In order to improve your jumps, start by working to improve your body position. Then add some plyometric and lower-body strength exercises to your workouts to work on improving the height you can jump. You can download the 10 Minute Jump Workout at the top of the article as a guide.
Bend your knees and jump into the air as high as you can, tucking your knees up to your chest. Land on both feet, then spring into the air again. Keep jumping continuously for 30 seconds. Scissor jumps: Starting in parallel, jump and split your legs with one foot moving forward and one moving backward.
Lie with your back on mat. Raise your feet up so your back and feet are at a 90-degree angle. Extend your arms out towards your shins. Crunch your abs and reach up to touch your toes then return to starting position.
Ankle weights are a great drill “assistant” as well. Simply put some light ankle weights on and do a few sets of jumps. In no time, you'll see serious improvement in the overall performance of your jumps, and you'll build muscle, too! Added bonus!
Sit with your legs straight and spread apart as far as comfortably possible. Slowly reach toward one foot with both hands until you feel a gentle stretch along the back of your leg and in your lower back.
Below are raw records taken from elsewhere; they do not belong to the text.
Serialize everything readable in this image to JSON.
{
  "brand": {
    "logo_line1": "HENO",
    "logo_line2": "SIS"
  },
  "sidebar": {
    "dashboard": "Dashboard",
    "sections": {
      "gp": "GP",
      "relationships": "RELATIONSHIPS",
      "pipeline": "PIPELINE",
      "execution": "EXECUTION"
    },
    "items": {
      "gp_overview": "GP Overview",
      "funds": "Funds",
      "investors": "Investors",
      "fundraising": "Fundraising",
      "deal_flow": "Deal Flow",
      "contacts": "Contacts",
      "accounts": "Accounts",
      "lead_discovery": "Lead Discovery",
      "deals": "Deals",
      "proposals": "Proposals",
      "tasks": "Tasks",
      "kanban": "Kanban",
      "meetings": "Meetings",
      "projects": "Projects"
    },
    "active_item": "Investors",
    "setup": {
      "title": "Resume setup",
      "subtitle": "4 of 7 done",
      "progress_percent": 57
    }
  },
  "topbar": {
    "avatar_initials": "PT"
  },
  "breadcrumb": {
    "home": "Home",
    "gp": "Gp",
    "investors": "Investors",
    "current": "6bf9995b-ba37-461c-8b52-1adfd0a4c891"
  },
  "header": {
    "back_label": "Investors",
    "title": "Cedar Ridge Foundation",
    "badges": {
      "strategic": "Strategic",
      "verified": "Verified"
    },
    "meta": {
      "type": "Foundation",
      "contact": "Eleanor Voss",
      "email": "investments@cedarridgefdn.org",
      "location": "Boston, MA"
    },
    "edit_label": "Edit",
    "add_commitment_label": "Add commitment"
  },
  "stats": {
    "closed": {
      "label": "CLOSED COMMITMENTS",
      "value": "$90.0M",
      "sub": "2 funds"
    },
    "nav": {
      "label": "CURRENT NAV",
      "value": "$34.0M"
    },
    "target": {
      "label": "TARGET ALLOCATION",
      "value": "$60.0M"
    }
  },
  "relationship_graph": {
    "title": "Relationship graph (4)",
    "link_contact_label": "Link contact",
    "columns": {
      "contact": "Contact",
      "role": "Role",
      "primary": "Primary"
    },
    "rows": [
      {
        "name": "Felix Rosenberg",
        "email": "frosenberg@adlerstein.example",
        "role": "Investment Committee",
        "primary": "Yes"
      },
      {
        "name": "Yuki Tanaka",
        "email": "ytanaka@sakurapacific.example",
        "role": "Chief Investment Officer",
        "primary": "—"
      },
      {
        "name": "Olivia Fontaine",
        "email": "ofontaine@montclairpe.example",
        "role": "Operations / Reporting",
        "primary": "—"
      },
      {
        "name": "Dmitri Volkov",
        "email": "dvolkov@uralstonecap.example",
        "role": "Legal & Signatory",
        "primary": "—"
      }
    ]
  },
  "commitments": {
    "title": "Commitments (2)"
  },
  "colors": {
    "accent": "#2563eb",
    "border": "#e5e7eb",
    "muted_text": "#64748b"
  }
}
Hold the stretch at a point of mild discomfort for 30 seconds.
Toe-Touch In this jump, the legs are straddled and straight, parallel to the ground, toes pointed, knees are back, and the arms in a T motion. Despite its name, you do not touch your toes during a toe touch, you reach out farther in front of your legs.
Jeté – A jeté is any jump or leap taking off from one foot and landing on the other. Assemblé – An assemblé is a jump from one foot landing simultaneously on two feet. Sissonne – A sissonne is a jump from two feet and landing on one foot.
Push off the ground with your second, or back leg, once the leading leg is in the air at 90 degrees. Both legs should help with the lift; the front leg pulls you forward and the back leg pushes to assist.
Nervous system responses: There are receptors in your joints, muscles, tendons and skin that relay information about how much these various tissues are stretching, and your body reacts accordingly. Age: Flexibility tends to diminish with age. Sex: Women tend to be more flexible than men.